**RECORD EXTRACTS:**

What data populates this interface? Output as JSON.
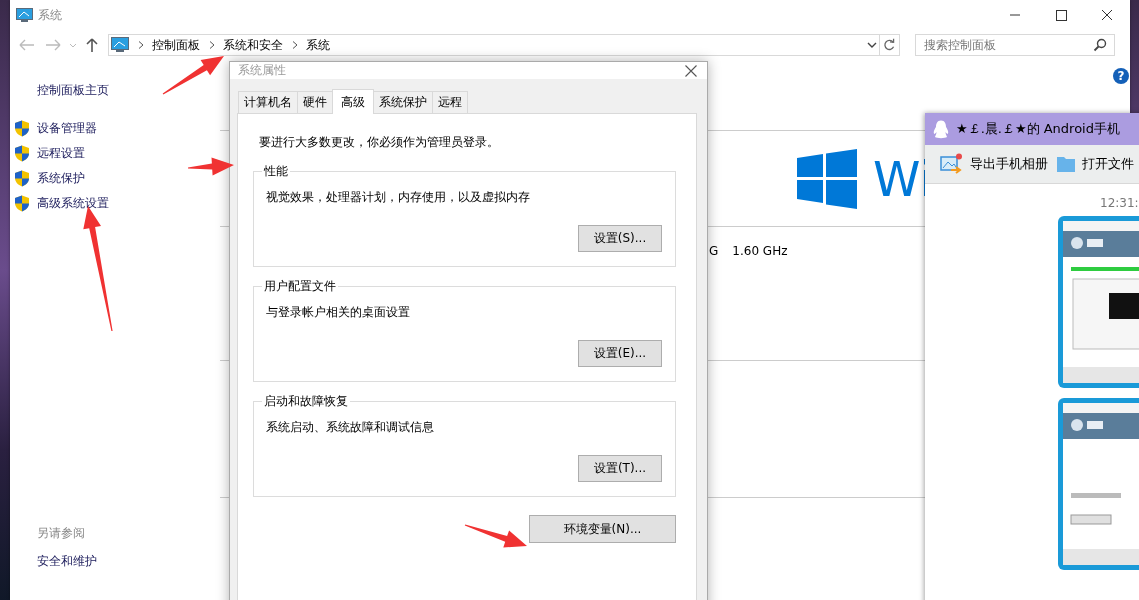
{
  "main_window": {
    "title": "系统",
    "breadcrumb": [
      "控制面板",
      "系统和安全",
      "系统"
    ],
    "search": {
      "placeholder": "搜索控制面板"
    },
    "help": "?",
    "sidebar": {
      "home": "控制面板主页",
      "items": [
        {
          "label": "设备管理器"
        },
        {
          "label": "远程设置"
        },
        {
          "label": "系统保护"
        },
        {
          "label": "高级系统设置"
        }
      ],
      "see_also": "另请参阅",
      "links": [
        "安全和维护"
      ]
    },
    "content": {
      "brand_text": "Wi",
      "processor_fragment": "G",
      "processor_speed": "1.60 GHz"
    }
  },
  "dialog": {
    "title": "系统属性",
    "tabs": [
      {
        "label": "计算机名",
        "selected": false
      },
      {
        "label": "硬件",
        "selected": false
      },
      {
        "label": "高级",
        "selected": true
      },
      {
        "label": "系统保护",
        "selected": false
      },
      {
        "label": "远程",
        "selected": false
      }
    ],
    "notice": "要进行大多数更改，你必须作为管理员登录。",
    "groups": [
      {
        "title": "性能",
        "description": "视觉效果，处理器计划，内存使用，以及虚拟内存",
        "button": "设置(S)..."
      },
      {
        "title": "用户配置文件",
        "description": "与登录帐户相关的桌面设置",
        "button": "设置(E)..."
      },
      {
        "title": "启动和故障恢复",
        "description": "系统启动、系统故障和调试信息",
        "button": "设置(T)..."
      }
    ],
    "env_button": "环境变量(N)..."
  },
  "qq_window": {
    "title": "★￡.晨.￡★的 Android手机",
    "toolbar": [
      {
        "kind": "export",
        "label": "导出手机相册"
      },
      {
        "kind": "folder",
        "label": "打开文件"
      }
    ],
    "time": "12:31:"
  }
}
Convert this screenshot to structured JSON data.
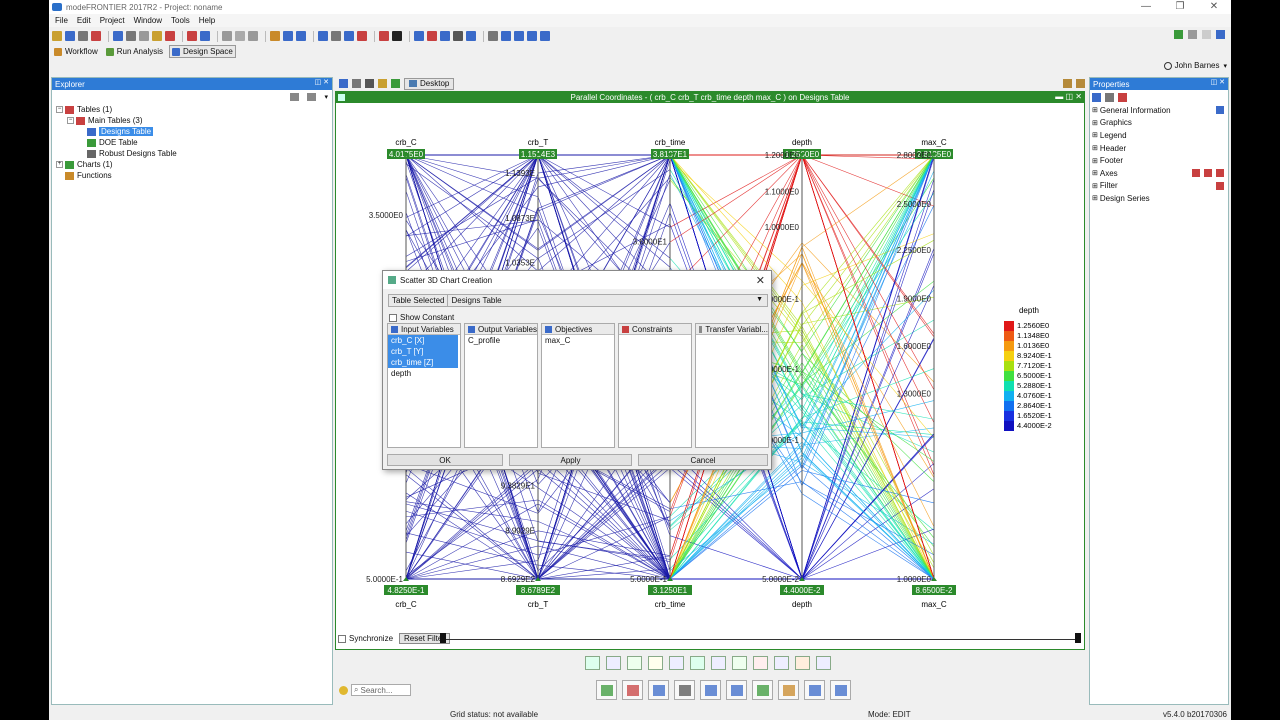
{
  "app": {
    "title": "modeFRONTIER 2017R2 - Project: noname",
    "window_buttons": [
      "—",
      "❐",
      "✕"
    ]
  },
  "menu": [
    "File",
    "Edit",
    "Project",
    "Window",
    "Tools",
    "Help"
  ],
  "toolbar2": [
    {
      "label": "Workflow",
      "color": "#c98a2a"
    },
    {
      "label": "Run Analysis",
      "color": "#5a9a3a"
    },
    {
      "label": "Design Space",
      "color": "#3a6ac9"
    }
  ],
  "user": {
    "name": "John Barnes"
  },
  "explorer": {
    "title": "Explorer",
    "tree": [
      {
        "label": "Tables (1)",
        "level": 0,
        "expander": "−",
        "icon_color": "#c84040"
      },
      {
        "label": "Main Tables (3)",
        "level": 1,
        "expander": "−",
        "icon_color": "#c84040"
      },
      {
        "label": "Designs Table",
        "level": 2,
        "icon_color": "#3a6ac9",
        "selected": true
      },
      {
        "label": "DOE Table",
        "level": 2,
        "icon_color": "#3a9a3a"
      },
      {
        "label": "Robust Designs Table",
        "level": 2,
        "icon_color": "#666666"
      },
      {
        "label": "Charts (1)",
        "level": 0,
        "expander": "+",
        "icon_color": "#3a9a3a"
      },
      {
        "label": "Functions",
        "level": 0,
        "icon_color": "#c98a2a"
      }
    ]
  },
  "desktop": {
    "tab": "Desktop"
  },
  "chart_window": {
    "title": "Parallel Coordinates - ( crb_C  crb_T  crb_time  depth  max_C ) on Designs Table",
    "synchronize": "Synchronize",
    "reset_filter": "Reset Filter"
  },
  "chart_data": {
    "type": "parallel-coordinates",
    "axes": [
      {
        "name": "crb_C",
        "top_value": "4.0175E0",
        "bottom_value": "4.8250E-1",
        "ticks": [
          {
            "label": "3.5000E0",
            "t": 0.141
          },
          {
            "label": "2.50",
            "t": 0.434
          },
          {
            "label": "1.50",
            "t": 0.717
          },
          {
            "label": "5.0000E-1",
            "t": 1.0
          }
        ]
      },
      {
        "name": "crb_T",
        "top_value": "1.1514E3",
        "bottom_value": "8.6789E2",
        "ticks": [
          {
            "label": "1.1393E",
            "t": 0.042
          },
          {
            "label": "1.0873E",
            "t": 0.149
          },
          {
            "label": "1.0353E",
            "t": 0.254
          },
          {
            "label": "9.3829E1",
            "t": 0.78
          },
          {
            "label": "8.9929E",
            "t": 0.886
          },
          {
            "label": "8.6929E2",
            "t": 1.0
          }
        ]
      },
      {
        "name": "crb_time",
        "top_value": "3.8187E1",
        "bottom_value": "3.1250E1",
        "ticks": [
          {
            "label": "3.6000E1",
            "t": 0.204
          },
          {
            "label": "5.0000E-1",
            "t": 1.0
          }
        ]
      },
      {
        "name": "depth",
        "top_value": "1.2560E0",
        "bottom_value": "4.4000E-2",
        "ticks": [
          {
            "label": "1.2000E0",
            "t": 0.0
          },
          {
            "label": "1.1000E0",
            "t": 0.086
          },
          {
            "label": "1.0000E0",
            "t": 0.17
          },
          {
            "label": "8.0000E-1",
            "t": 0.34
          },
          {
            "label": "6.0000E-1",
            "t": 0.505
          },
          {
            "label": "4.0000E-1",
            "t": 0.672
          },
          {
            "label": "5.0000E-2",
            "t": 1.0
          }
        ]
      },
      {
        "name": "max_C",
        "top_value": "2.8135E0",
        "bottom_value": "8.6500E-2",
        "ticks": [
          {
            "label": "2.8000E0",
            "t": 0.0
          },
          {
            "label": "2.5000E0",
            "t": 0.116
          },
          {
            "label": "2.2500E0",
            "t": 0.224
          },
          {
            "label": "1.9000E0",
            "t": 0.338
          },
          {
            "label": "1.6000E0",
            "t": 0.45
          },
          {
            "label": "1.3000E0",
            "t": 0.563
          },
          {
            "label": "1.0000E0",
            "t": 1.0
          }
        ]
      }
    ],
    "color_by": "depth",
    "legend": {
      "title": "depth",
      "values": [
        "1.2560E0",
        "1.1348E0",
        "1.0136E0",
        "8.9240E-1",
        "7.7120E-1",
        "6.5000E-1",
        "5.2880E-1",
        "4.0760E-1",
        "2.8640E-1",
        "1.6520E-1",
        "4.4000E-2"
      ],
      "colors": [
        "#e01818",
        "#ee5a14",
        "#f59a10",
        "#f5d010",
        "#a8e010",
        "#40e040",
        "#10e0b0",
        "#10b0f0",
        "#1070f0",
        "#1830e0",
        "#1010c0"
      ]
    }
  },
  "dialog": {
    "title": "Scatter 3D Chart Creation",
    "close": "✕",
    "table_label": "Table Selected",
    "table_value": "Designs Table",
    "show_constant": "Show Constant",
    "columns": [
      {
        "header": "Input Variables",
        "icon_color": "#3a6ac9",
        "items": [
          "crb_C [X]",
          "crb_T [Y]",
          "crb_time [Z]",
          "depth"
        ],
        "selected": [
          0,
          1,
          2
        ]
      },
      {
        "header": "Output Variables",
        "icon_color": "#3a6ac9",
        "items": [
          "C_profile"
        ],
        "selected": []
      },
      {
        "header": "Objectives",
        "icon_color": "#3a6ac9",
        "items": [
          "max_C"
        ],
        "selected": []
      },
      {
        "header": "Constraints",
        "icon_color": "#c84040",
        "items": [],
        "selected": []
      },
      {
        "header": "Transfer Variabl...",
        "icon_color": "#888888",
        "items": [],
        "selected": []
      }
    ],
    "buttons": [
      "OK",
      "Apply",
      "Cancel"
    ]
  },
  "properties": {
    "title": "Properties",
    "items": [
      "General Information",
      "Graphics",
      "Legend",
      "Header",
      "Footer",
      "Axes",
      "Filter",
      "Design Series"
    ]
  },
  "search": {
    "placeholder": "Search..."
  },
  "status": {
    "grid": "Grid status: not available",
    "mode": "Mode: EDIT",
    "version": "v5.4.0 b20170306"
  }
}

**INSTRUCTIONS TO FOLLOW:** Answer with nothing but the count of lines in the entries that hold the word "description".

**RESULT OF THIS TASK:** 3